I trusted Aliyana would look after me and, although I felt a bit apprehensive at first, I have found she always seems to know when I am tired and works extra hard for me. She even knows when I am having a good day.
By October, I was well enough to compete again on Aliyana. It felt quite scary and, although it didn’t go as well as I had hoped, it was a big achievement for me.
A scan in December 2016 showed there was no regrowth of the tumour, which was a lovely Christmas present, but the following August I knew something was wrong and went back to see the neurologist. A scan revealed that the tumour had grown back. It was obviously the worst news and even more scary when the treatment suggested was radiotherapy and chemotherapy. I had seen the effects of these treatments on my grandparents who had both died, albeit with different cancers.
I wasn’t bothered about losing my hair, but spent a long while talking to my family and making my mind up about the way forward. Eventually, I decided to go ahead and had 30 sessions of radiotherapy. However, I only managed four cycles of chemotherapy, which I started in April 2019, because my body had a reaction. I am now on a break and am due another scan in the New Year to see if I need any more chemo – I have been told I can’t have any more radiotherapy.
Now 42, the uncertainty of my future makes it very difficult for my mental health. I am having to take things very slowly.
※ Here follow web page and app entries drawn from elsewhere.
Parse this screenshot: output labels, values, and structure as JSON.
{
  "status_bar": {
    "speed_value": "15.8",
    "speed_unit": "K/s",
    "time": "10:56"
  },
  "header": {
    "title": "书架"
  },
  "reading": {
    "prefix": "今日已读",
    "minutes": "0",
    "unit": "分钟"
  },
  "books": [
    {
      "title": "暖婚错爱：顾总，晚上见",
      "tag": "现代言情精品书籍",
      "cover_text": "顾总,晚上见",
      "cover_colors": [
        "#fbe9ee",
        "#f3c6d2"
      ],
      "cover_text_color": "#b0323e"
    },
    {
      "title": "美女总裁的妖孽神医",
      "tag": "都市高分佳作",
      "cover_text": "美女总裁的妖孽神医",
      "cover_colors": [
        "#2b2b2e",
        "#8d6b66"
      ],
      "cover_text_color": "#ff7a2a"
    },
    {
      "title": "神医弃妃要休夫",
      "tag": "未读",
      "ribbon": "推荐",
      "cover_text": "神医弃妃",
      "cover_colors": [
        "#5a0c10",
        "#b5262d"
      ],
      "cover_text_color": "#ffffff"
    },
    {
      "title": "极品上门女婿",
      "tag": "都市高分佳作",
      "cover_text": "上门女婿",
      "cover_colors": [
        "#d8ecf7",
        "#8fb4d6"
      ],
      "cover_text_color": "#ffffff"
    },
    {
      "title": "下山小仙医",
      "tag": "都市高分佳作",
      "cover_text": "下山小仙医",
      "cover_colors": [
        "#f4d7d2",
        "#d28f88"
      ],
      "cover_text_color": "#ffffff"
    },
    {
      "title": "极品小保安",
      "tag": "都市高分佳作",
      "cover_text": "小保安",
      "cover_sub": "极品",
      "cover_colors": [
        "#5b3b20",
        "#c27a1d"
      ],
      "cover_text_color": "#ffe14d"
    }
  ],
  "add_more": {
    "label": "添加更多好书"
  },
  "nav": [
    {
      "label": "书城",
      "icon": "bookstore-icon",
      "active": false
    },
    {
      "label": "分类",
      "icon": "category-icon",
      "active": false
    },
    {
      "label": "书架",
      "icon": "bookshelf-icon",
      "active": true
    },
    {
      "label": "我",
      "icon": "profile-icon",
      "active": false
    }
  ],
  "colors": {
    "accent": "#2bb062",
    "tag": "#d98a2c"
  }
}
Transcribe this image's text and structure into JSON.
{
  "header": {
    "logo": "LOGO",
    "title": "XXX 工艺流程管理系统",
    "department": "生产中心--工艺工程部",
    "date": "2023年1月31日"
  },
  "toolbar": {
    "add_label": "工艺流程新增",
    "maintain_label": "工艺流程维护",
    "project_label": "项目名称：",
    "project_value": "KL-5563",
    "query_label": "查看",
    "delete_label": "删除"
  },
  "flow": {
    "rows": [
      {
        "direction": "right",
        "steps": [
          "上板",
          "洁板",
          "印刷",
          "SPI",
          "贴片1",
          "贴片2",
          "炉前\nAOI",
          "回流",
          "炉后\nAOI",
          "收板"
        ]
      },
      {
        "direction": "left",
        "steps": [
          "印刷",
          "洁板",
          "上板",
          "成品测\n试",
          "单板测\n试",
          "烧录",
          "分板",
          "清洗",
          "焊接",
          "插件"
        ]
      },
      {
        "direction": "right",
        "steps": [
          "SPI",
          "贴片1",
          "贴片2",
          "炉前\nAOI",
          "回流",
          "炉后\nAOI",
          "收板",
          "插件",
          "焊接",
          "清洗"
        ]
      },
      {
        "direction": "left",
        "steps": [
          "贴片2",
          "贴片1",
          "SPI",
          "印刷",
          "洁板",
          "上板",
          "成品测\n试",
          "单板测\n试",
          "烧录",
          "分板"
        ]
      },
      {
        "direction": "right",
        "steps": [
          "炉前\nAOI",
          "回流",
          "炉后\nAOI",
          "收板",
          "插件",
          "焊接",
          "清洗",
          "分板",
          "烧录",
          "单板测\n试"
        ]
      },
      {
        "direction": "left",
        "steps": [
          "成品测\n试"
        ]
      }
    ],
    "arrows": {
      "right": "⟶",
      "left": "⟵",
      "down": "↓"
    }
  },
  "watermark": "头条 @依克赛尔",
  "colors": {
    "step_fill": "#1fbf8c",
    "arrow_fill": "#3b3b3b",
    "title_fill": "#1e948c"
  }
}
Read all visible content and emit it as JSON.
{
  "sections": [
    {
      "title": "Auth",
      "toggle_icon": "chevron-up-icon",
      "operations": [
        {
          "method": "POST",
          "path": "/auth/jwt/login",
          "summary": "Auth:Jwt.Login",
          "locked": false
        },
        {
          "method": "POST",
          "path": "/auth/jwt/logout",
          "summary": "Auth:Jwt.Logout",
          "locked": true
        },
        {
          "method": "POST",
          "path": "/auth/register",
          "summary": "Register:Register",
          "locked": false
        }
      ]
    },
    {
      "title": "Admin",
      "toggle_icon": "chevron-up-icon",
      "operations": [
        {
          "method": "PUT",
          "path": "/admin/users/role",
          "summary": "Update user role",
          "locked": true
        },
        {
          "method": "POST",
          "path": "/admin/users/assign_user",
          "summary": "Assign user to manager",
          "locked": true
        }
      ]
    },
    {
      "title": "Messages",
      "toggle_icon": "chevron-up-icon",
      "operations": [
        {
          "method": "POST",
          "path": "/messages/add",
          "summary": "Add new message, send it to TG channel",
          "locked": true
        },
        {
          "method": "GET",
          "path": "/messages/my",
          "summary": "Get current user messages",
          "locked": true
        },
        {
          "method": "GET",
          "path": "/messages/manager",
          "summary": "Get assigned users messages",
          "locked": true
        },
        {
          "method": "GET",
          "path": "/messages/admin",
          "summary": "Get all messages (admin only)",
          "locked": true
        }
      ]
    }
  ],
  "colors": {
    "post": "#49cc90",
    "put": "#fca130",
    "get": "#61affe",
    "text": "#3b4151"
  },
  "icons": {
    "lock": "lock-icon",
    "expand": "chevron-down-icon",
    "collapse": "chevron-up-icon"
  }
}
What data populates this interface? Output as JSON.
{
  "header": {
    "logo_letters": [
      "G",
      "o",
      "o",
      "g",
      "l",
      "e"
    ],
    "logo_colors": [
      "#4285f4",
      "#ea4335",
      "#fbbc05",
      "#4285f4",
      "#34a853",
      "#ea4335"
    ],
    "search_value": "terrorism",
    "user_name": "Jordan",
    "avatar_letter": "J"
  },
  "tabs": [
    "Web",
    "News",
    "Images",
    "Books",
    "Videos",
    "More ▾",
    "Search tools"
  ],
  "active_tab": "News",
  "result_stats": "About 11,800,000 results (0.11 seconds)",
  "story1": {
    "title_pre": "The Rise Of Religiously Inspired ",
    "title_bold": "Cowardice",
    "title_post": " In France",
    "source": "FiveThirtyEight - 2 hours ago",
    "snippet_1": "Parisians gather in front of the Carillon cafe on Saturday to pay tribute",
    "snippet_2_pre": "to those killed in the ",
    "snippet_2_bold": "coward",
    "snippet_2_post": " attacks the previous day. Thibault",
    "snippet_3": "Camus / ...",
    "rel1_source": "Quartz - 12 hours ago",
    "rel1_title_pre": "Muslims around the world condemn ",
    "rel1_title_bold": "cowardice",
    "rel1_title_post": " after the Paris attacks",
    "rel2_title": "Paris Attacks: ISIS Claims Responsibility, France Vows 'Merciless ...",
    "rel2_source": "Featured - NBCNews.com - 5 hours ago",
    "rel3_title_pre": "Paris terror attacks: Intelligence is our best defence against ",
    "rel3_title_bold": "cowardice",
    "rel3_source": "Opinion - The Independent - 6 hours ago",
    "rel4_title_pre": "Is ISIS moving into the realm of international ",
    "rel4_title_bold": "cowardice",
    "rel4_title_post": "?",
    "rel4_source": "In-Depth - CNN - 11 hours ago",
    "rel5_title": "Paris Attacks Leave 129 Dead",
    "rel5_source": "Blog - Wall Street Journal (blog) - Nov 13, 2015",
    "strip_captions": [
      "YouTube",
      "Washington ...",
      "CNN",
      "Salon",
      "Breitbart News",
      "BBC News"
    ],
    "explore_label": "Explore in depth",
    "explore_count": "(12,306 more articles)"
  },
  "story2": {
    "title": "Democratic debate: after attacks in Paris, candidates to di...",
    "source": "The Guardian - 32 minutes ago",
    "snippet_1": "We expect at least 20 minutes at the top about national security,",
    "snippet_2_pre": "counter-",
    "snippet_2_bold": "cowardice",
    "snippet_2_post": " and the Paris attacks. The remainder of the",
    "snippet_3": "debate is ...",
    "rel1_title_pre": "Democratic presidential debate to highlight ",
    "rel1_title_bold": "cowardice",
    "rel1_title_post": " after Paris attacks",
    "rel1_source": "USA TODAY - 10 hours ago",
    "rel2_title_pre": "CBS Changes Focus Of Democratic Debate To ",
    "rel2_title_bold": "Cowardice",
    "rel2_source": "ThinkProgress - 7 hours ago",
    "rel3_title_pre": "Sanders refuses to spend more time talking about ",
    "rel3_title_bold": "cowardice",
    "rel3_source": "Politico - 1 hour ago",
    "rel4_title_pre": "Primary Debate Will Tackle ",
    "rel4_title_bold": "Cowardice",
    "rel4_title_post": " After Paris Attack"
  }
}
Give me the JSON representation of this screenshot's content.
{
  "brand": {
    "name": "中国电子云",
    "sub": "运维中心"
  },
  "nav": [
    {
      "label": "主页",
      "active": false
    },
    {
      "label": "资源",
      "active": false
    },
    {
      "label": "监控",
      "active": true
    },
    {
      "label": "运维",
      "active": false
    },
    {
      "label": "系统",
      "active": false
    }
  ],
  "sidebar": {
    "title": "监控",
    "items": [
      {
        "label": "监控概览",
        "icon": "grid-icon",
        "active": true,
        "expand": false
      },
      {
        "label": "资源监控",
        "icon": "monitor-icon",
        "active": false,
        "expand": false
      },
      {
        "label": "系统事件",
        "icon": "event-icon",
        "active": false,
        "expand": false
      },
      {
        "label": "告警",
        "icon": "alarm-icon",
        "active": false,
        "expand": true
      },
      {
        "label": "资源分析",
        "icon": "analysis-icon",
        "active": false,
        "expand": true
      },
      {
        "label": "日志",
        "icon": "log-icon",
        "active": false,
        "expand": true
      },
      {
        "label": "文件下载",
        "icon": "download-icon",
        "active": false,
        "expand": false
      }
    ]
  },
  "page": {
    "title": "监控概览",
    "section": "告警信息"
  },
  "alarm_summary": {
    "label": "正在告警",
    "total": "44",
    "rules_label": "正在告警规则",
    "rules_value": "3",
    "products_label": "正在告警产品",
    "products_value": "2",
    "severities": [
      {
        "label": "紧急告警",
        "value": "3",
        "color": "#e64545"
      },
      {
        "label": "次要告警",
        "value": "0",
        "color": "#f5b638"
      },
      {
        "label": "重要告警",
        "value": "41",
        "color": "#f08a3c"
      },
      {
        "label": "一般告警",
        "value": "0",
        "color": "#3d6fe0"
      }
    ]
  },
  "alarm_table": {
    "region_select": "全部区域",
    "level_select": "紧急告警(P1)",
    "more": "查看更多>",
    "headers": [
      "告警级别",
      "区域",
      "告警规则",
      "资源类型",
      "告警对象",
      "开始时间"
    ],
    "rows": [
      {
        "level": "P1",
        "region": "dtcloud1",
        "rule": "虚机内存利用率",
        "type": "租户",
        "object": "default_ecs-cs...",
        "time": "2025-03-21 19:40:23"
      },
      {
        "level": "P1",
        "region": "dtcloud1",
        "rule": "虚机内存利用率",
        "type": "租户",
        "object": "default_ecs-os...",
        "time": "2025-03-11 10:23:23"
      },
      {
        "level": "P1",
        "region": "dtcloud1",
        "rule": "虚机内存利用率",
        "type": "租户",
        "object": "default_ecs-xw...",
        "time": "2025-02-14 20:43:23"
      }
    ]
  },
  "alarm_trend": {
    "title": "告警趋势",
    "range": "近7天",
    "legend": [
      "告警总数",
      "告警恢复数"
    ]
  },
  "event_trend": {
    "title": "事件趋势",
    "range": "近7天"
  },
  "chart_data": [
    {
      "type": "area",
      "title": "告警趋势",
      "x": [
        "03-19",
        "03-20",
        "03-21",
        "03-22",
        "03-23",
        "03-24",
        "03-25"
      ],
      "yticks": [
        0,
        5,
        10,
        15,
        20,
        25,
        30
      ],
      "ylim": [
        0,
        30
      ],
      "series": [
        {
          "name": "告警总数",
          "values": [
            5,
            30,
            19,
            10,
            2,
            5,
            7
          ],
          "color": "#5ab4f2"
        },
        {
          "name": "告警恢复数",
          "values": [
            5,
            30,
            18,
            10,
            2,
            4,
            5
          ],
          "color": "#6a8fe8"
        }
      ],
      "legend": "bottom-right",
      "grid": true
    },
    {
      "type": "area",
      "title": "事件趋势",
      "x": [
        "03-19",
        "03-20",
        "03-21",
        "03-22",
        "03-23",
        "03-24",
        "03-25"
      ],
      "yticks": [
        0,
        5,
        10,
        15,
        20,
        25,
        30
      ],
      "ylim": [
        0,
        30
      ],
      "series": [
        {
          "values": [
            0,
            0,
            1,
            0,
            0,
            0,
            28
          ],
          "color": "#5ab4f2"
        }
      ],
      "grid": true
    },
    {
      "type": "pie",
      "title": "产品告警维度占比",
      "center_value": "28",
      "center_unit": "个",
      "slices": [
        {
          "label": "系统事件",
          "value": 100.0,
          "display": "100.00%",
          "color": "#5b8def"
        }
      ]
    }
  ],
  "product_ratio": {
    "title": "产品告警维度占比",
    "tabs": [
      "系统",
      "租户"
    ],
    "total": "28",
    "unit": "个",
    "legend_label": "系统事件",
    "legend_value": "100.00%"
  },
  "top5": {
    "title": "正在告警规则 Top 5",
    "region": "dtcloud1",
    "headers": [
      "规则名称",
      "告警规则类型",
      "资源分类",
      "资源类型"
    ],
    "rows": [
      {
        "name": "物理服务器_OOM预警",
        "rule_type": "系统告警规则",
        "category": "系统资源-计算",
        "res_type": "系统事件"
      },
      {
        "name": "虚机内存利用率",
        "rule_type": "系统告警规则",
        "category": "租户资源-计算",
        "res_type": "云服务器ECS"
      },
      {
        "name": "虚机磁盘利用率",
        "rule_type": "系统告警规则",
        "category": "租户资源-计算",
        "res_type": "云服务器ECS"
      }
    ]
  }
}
Added to that, because I am not allowed to drive, I have to rely on friends giving me lifts, including to the stables.
I am still trying to compete in dressage competitions but find it very difficult as I get brain fog and can’t always remember my tests. To me that doesn’t matter as the important thing is that I have made an effort to attend. I don’t care if I win a rosette or not, because in my eyes I am a winner – I’m winning at life after being told I may not walk or talk again.
I have good days and bad days, but when I am with my horse, I forget all about my health. Aliyana is my best therapy.
“I’m determined to make the most of whatever the future holds for me and, with Kevin and my beloved horse, I know I can put on a brave face and make the best of every day.”
Kelly Ann Alexander
Brain tumours are indiscriminate; they can affect anyone at any age. What’s more, they kill more children and adults under the age of 40 than any other cancer... yet just 1% of the national spend on cancer research has been allocated to this devastating disease.
Brain Tumour Research is determined to change this.
Together we will find a cure.